At this point, perhaps they’re best suited for 30 minutes of running at tired defenders with heavy legs. At some point, though — in the not-so-distant future — they need to be given the opportunity to prove themselves as 90-minute players.
Pulisic became the youngest USMNT goal scorer in history with his second half goal, set up by Darlington Nagbe. Alejandro Bedoya had a hand in two goals as well for Jurgen Klinsmann’s Yanks, who open up Copa America play on Friday against Colombia.
Bolivia is no power, but the Yanks gave them little room to maneuver after 20 minutes of play.
Bolivia had moments early, specifically on a 15th minute set piece that saw New York Cosmos striker Yasmani Duk a split second offside in heading wide of goal.
Zardes put the Yanks ahead in the 26th minute on a cool bit of passing. Geoff Cameron found Clint Dempsey, who clipped the ball over to Alejandro Bedoya. The Nantes midfielder played a pretty ball through to Zardes, who calmly fired past a charging Guillermo Viscarra. 1-0.
This game was very chippy, with Bolivia doing the little nasty things to go with big, card-worthy fouls. The Yanks kept their composure, though, and made it 2-0 when Bedoya slid to knock the ball outside the six for Brooks to pass home with his left foot.
Bobby Wood made a lightning quick cut while running onto a Clint Dempsey pass, only to see his shot saved Viscarra on the edge of stoppage time.

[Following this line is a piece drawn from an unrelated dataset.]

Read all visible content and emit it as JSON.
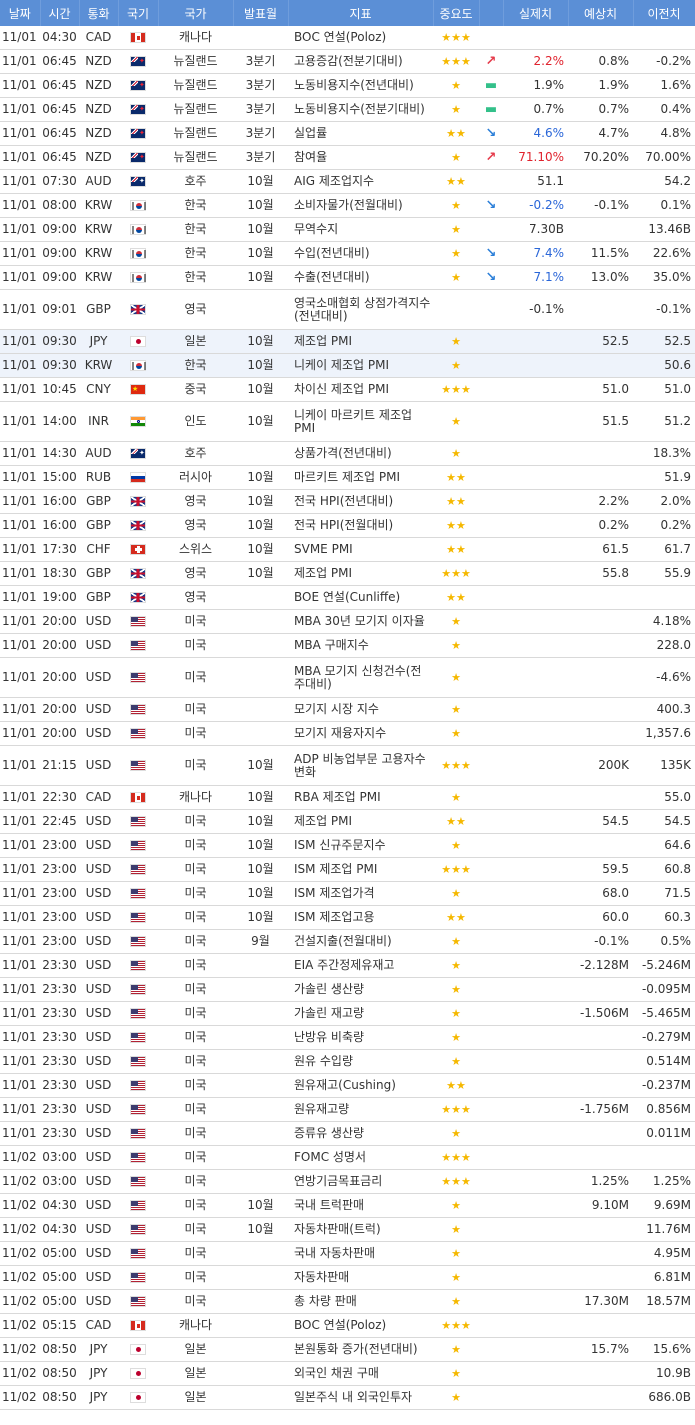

The Yanks made a pair of changes at halftime, introducing DeAndre Yedlin and Fabian Johnson for Orozco and Besler.
There was a terrific build-up for the Yanks on goal No. 3, as Bradley played a gorgeous diagonal ball into the box for Wood. The Bundesliga striker worked his man and then fed Zardes for a left-footed, close-range goal. 3-0.
It took 67 minutes for Bolivia to really trouble Guzan, but the Aston Villa keeper rose to the challenge when Brooks and Fabian Johnson were a bit lax in returning to the back line.